Peter Mandelson’s ‘The Third Man’ is due for release in SIX DAYS time. And who knows why Gordon Brown has only been in parliament on two days since the general election!?
You can pre-order Tony Blair’s ‘The Journey’ here due for release on 2nd September.
When announced here at Tony Blair’s website on 4th March this year it was then clearly titled “The Journey”. Perhaps they need to update this information.
DELUGE OF ‘POWER’ BOOKS?
I am in the middle of Alastair Campbell’s Dairies right now – ‘Prelude to Power’ – available here – Alastair Campbell Diaries, Vol 1
I’m assuming, of course, but if Campbell, as Blair’s former head of communications had been asked about this title change, I think he’d have said, “For fuck’s sake, Tony!” … [Apologies, but I’m guided by the sometimes flowery language in Campbell’s book] … “Don’t change it just so that Peter’s not annoyed! You’ve done enough of that already! And look where it got us!”
Assuming I’m right about Campbell’s likely opinion, if I had been asked, I’d have agreed with Alastair.
Tony Blair’s “journey” was the political journey of the last 15-20 years. From ‘Bambi’ to ‘war criminal’; from lightweight ‘pretty boy’ to international statesman/celebrity; from the most loved to (arguably) the most hated politician of recent decades. No-one else, not Peter Mandelson or Gordon Brown, John Prescott or Alastair Campbell, Robin Cook or even Cherie is in the same class of “change maker”, even if for much of that period they were all, supposedly, in the same boat.
So if Mr Blair did decide to alter and seemingly weaken his memoir’s title of his own volition and not on the advice of his publishers or others, and that too is always possible, it may also confirm what Campbell said in his own book: that Blair often allowed lesser-abled political animals to push him off-course because of his own inclusive instincts and his high regard for their individual capabilities and value. And that tendency to inclusivity and the ‘mistake’ of constantly assuring others of their importance to him were both central to his inability to get these particular ego-centric oarsmen rowing in the same direction.

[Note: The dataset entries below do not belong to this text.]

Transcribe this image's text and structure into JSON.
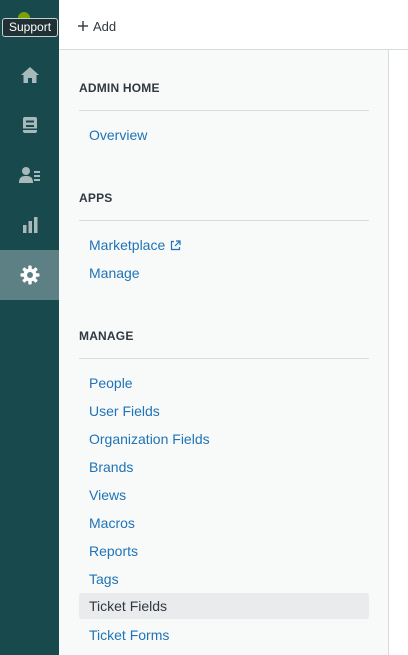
{
  "rail": {
    "tooltip": "Support",
    "items": [
      {
        "icon": "home-icon"
      },
      {
        "icon": "views-icon"
      },
      {
        "icon": "customers-icon"
      },
      {
        "icon": "reporting-icon"
      },
      {
        "icon": "admin-gear-icon",
        "active": true
      }
    ]
  },
  "topbar": {
    "add_label": "Add"
  },
  "nav": {
    "admin_home": {
      "title": "ADMIN HOME",
      "items": [
        "Overview"
      ]
    },
    "apps": {
      "title": "APPS",
      "items": [
        "Marketplace",
        "Manage"
      ]
    },
    "manage": {
      "title": "MANAGE",
      "items": [
        "People",
        "User Fields",
        "Organization Fields",
        "Brands",
        "Views",
        "Macros",
        "Reports",
        "Tags",
        "Ticket Fields",
        "Ticket Forms"
      ],
      "selected": "Ticket Fields"
    }
  },
  "colors": {
    "rail_bg": "#17494d",
    "rail_active": "#5d8085",
    "link": "#1f73b7",
    "text": "#2f3941"
  }
}
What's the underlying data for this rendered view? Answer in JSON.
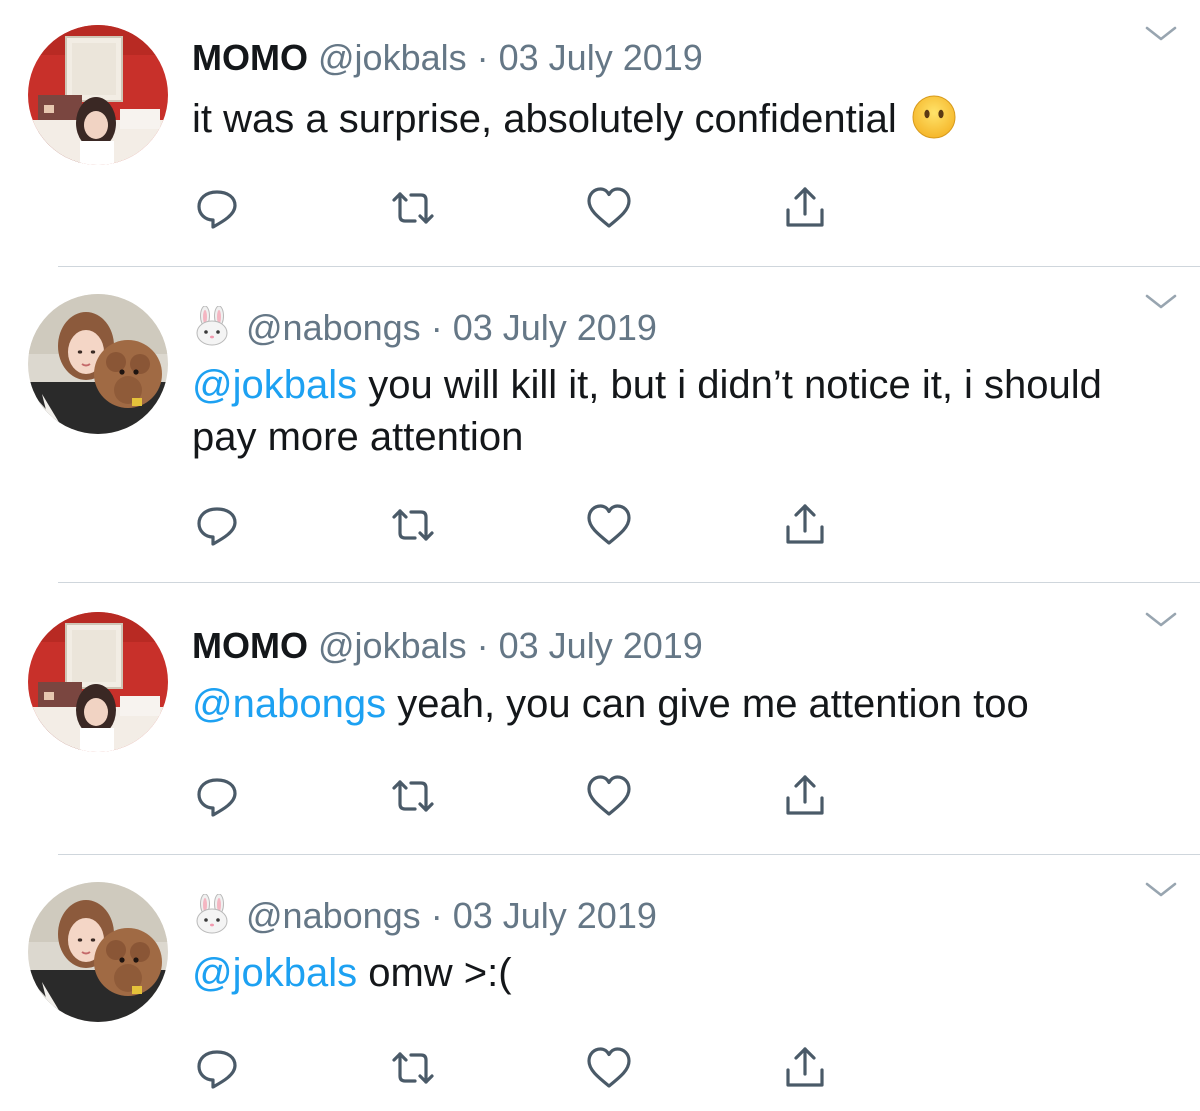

In other words sacking not backing should have been his course of action. Or, to continue metaphorically – throwing overboard.
If Campbell was even half-right in his thoughts on the limitations of Blair’s leadership style (at least in his pre-prime ministerial years – probably later too) some people will use those thoughts to confirm their own prejudices – “weak”, “malleable” etc. For me it means the opposite. It would, wouldn’t it?
It proves that then and even now, in his domestic political afterlife, he still wishes not to upset colleagues. He is permitting them the strength of integrity in their own memories and the space to put these thoughts on record without claiming the moral high ground as his and his alone.
In other words he is still a team player, and not the autocratic leader that many would wish to have us think. Thus, Tony Blair actually has a political afterlife, while others on his journey may find trouble finding such high-powered roles.
[More on these political biographies to follow]